> **YOUR GOAL**
Below is some data; print it all back exactly.

********************

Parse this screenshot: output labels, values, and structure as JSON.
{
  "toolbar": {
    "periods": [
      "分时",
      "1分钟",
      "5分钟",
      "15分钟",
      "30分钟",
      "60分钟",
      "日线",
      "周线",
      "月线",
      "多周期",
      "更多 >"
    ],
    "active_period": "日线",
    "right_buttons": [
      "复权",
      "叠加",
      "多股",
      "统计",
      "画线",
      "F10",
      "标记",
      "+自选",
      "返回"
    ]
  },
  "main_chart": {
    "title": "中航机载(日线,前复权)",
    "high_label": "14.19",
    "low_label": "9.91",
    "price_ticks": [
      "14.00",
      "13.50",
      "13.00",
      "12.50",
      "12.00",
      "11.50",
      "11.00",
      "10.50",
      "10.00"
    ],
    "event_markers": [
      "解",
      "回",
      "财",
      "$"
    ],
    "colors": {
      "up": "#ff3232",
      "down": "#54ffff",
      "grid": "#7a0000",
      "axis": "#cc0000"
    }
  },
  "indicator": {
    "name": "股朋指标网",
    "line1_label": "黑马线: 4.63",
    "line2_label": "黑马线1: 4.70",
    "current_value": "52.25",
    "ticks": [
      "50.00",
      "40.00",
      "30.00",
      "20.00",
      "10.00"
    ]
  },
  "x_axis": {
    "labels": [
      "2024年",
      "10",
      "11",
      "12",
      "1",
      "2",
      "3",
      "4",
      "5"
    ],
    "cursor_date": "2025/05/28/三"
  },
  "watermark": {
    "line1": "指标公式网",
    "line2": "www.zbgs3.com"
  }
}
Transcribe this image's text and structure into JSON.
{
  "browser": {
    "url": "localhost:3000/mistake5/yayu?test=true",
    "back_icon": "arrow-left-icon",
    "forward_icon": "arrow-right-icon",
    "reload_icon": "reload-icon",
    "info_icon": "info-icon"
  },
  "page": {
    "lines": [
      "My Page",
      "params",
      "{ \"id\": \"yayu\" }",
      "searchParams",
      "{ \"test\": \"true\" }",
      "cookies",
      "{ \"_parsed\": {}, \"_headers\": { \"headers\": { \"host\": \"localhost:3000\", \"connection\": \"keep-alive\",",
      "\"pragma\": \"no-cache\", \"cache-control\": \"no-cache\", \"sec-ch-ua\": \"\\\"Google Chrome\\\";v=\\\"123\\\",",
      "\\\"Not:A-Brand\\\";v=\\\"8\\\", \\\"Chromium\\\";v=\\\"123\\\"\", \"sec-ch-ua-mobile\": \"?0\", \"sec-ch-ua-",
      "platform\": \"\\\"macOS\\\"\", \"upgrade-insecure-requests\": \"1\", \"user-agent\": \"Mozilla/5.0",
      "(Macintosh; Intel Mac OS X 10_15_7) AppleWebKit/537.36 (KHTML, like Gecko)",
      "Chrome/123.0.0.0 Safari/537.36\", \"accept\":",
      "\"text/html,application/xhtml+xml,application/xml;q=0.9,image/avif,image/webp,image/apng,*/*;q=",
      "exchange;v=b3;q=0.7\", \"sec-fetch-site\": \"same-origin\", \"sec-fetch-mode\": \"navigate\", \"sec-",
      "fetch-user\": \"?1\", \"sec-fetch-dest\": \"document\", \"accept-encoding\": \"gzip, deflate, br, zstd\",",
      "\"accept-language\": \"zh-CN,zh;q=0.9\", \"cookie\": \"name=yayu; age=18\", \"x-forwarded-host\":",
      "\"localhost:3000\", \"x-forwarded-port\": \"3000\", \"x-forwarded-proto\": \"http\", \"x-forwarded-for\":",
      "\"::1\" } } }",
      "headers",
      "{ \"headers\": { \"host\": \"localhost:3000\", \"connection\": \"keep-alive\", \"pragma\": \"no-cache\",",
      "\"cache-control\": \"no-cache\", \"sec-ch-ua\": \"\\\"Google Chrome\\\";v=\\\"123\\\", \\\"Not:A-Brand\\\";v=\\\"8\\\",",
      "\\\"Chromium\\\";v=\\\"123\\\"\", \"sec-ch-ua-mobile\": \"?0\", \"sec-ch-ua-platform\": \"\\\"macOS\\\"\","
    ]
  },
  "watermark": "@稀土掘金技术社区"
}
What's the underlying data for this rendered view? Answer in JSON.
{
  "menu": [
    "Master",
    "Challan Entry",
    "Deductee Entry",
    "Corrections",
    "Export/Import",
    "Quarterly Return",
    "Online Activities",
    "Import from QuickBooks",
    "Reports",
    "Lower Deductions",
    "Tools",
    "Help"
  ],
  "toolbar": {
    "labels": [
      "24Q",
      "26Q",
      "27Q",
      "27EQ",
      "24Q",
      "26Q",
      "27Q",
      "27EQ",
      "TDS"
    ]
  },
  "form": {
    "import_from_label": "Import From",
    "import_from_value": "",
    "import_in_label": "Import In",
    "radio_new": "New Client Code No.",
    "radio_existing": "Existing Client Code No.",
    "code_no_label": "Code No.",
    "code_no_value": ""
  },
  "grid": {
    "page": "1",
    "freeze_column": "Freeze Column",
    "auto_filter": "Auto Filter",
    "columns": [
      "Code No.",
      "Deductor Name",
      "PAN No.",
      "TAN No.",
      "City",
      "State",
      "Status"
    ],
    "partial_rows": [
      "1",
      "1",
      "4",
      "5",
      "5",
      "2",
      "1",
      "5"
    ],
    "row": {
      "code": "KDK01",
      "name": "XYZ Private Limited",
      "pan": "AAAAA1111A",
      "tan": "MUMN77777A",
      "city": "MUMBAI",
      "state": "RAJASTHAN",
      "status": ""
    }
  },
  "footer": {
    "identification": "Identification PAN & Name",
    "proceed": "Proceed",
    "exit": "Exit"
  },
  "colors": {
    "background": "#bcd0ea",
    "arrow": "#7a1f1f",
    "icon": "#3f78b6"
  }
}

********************

> **ANSWER TO THIS TASK**
Parse this screenshot: output labels, values, and structure as JSON.
{
  "toolbar": {
    "periods": [
      "分时",
      "1分钟",
      "5分钟",
      "15分钟",
      "30分钟",
      "60分钟",
      "日线",
      "周线",
      "月线",
      "多周期",
      "更多 >"
    ],
    "active_period": "日线",
    "right_buttons": [
      "复权",
      "叠加",
      "多股",
      "统计",
      "画线",
      "F10",
      "标记",
      "+自选",
      "返回"
    ]
  },
  "main_chart": {
    "title": "中航机载(日线,前复权)",
    "high_label": "14.19",
    "low_label": "9.91",
    "price_ticks": [
      "14.00",
      "13.50",
      "13.00",
      "12.50",
      "12.00",
      "11.50",
      "11.00",
      "10.50",
      "10.00"
    ],
    "event_markers": [
      "解",
      "回",
      "财",
      "$"
    ],
    "colors": {
      "up": "#ff3232",
      "down": "#54ffff",
      "grid": "#7a0000",
      "axis": "#cc0000"
    }
  },
  "indicator": {
    "name": "股朋指标网",
    "line1_label": "黑马线: 4.63",
    "line2_label": "黑马线1: 4.70",
    "current_value": "52.25",
    "ticks": [
      "50.00",
      "40.00",
      "30.00",
      "20.00",
      "10.00"
    ]
  },
  "x_axis": {
    "labels": [
      "2024年",
      "10",
      "11",
      "12",
      "1",
      "2",
      "3",
      "4",
      "5"
    ],
    "cursor_date": "2025/05/28/三"
  },
  "watermark": {
    "line1": "指标公式网",
    "line2": "www.zbgs3.com"
  }
}
Transcribe this image's text and structure into JSON.
{
  "browser": {
    "url": "localhost:3000/mistake5/yayu?test=true",
    "back_icon": "arrow-left-icon",
    "forward_icon": "arrow-right-icon",
    "reload_icon": "reload-icon",
    "info_icon": "info-icon"
  },
  "page": {
    "lines": [
      "My Page",
      "params",
      "{ \"id\": \"yayu\" }",
      "searchParams",
      "{ \"test\": \"true\" }",
      "cookies",
      "{ \"_parsed\": {}, \"_headers\": { \"headers\": { \"host\": \"localhost:3000\", \"connection\": \"keep-alive\",",
      "\"pragma\": \"no-cache\", \"cache-control\": \"no-cache\", \"sec-ch-ua\": \"\\\"Google Chrome\\\";v=\\\"123\\\",",
      "\\\"Not:A-Brand\\\";v=\\\"8\\\", \\\"Chromium\\\";v=\\\"123\\\"\", \"sec-ch-ua-mobile\": \"?0\", \"sec-ch-ua-",
      "platform\": \"\\\"macOS\\\"\", \"upgrade-insecure-requests\": \"1\", \"user-agent\": \"Mozilla/5.0",
      "(Macintosh; Intel Mac OS X 10_15_7) AppleWebKit/537.36 (KHTML, like Gecko)",
      "Chrome/123.0.0.0 Safari/537.36\", \"accept\":",
      "\"text/html,application/xhtml+xml,application/xml;q=0.9,image/avif,image/webp,image/apng,*/*;q=",
      "exchange;v=b3;q=0.7\", \"sec-fetch-site\": \"same-origin\", \"sec-fetch-mode\": \"navigate\", \"sec-",
      "fetch-user\": \"?1\", \"sec-fetch-dest\": \"document\", \"accept-encoding\": \"gzip, deflate, br, zstd\",",
      "\"accept-language\": \"zh-CN,zh;q=0.9\", \"cookie\": \"name=yayu; age=18\", \"x-forwarded-host\":",
      "\"localhost:3000\", \"x-forwarded-port\": \"3000\", \"x-forwarded-proto\": \"http\", \"x-forwarded-for\":",
      "\"::1\" } } }",
      "headers",
      "{ \"headers\": { \"host\": \"localhost:3000\", \"connection\": \"keep-alive\", \"pragma\": \"no-cache\",",
      "\"cache-control\": \"no-cache\", \"sec-ch-ua\": \"\\\"Google Chrome\\\";v=\\\"123\\\", \\\"Not:A-Brand\\\";v=\\\"8\\\",",
      "\\\"Chromium\\\";v=\\\"123\\\"\", \"sec-ch-ua-mobile\": \"?0\", \"sec-ch-ua-platform\": \"\\\"macOS\\\"\","
    ]
  },
  "watermark": "@稀土掘金技术社区"
}
What's the underlying data for this rendered view? Answer in JSON.
{
  "menu": [
    "Master",
    "Challan Entry",
    "Deductee Entry",
    "Corrections",
    "Export/Import",
    "Quarterly Return",
    "Online Activities",
    "Import from QuickBooks",
    "Reports",
    "Lower Deductions",
    "Tools",
    "Help"
  ],
  "toolbar": {
    "labels": [
      "24Q",
      "26Q",
      "27Q",
      "27EQ",
      "24Q",
      "26Q",
      "27Q",
      "27EQ",
      "TDS"
    ]
  },
  "form": {
    "import_from_label": "Import From",
    "import_from_value": "",
    "import_in_label": "Import In",
    "radio_new": "New Client Code No.",
    "radio_existing": "Existing Client Code No.",
    "code_no_label": "Code No.",
    "code_no_value": ""
  },
  "grid": {
    "page": "1",
    "freeze_column": "Freeze Column",
    "auto_filter": "Auto Filter",
    "columns": [
      "Code No.",
      "Deductor Name",
      "PAN No.",
      "TAN No.",
      "City",
      "State",
      "Status"
    ],
    "partial_rows": [
      "1",
      "1",
      "4",
      "5",
      "5",
      "2",
      "1",
      "5"
    ],
    "row": {
      "code": "KDK01",
      "name": "XYZ Private Limited",
      "pan": "AAAAA1111A",
      "tan": "MUMN77777A",
      "city": "MUMBAI",
      "state": "RAJASTHAN",
      "status": ""
    }
  },
  "footer": {
    "identification": "Identification PAN & Name",
    "proceed": "Proceed",
    "exit": "Exit"
  },
  "colors": {
    "background": "#bcd0ea",
    "arrow": "#7a1f1f",
    "icon": "#3f78b6"
  }
}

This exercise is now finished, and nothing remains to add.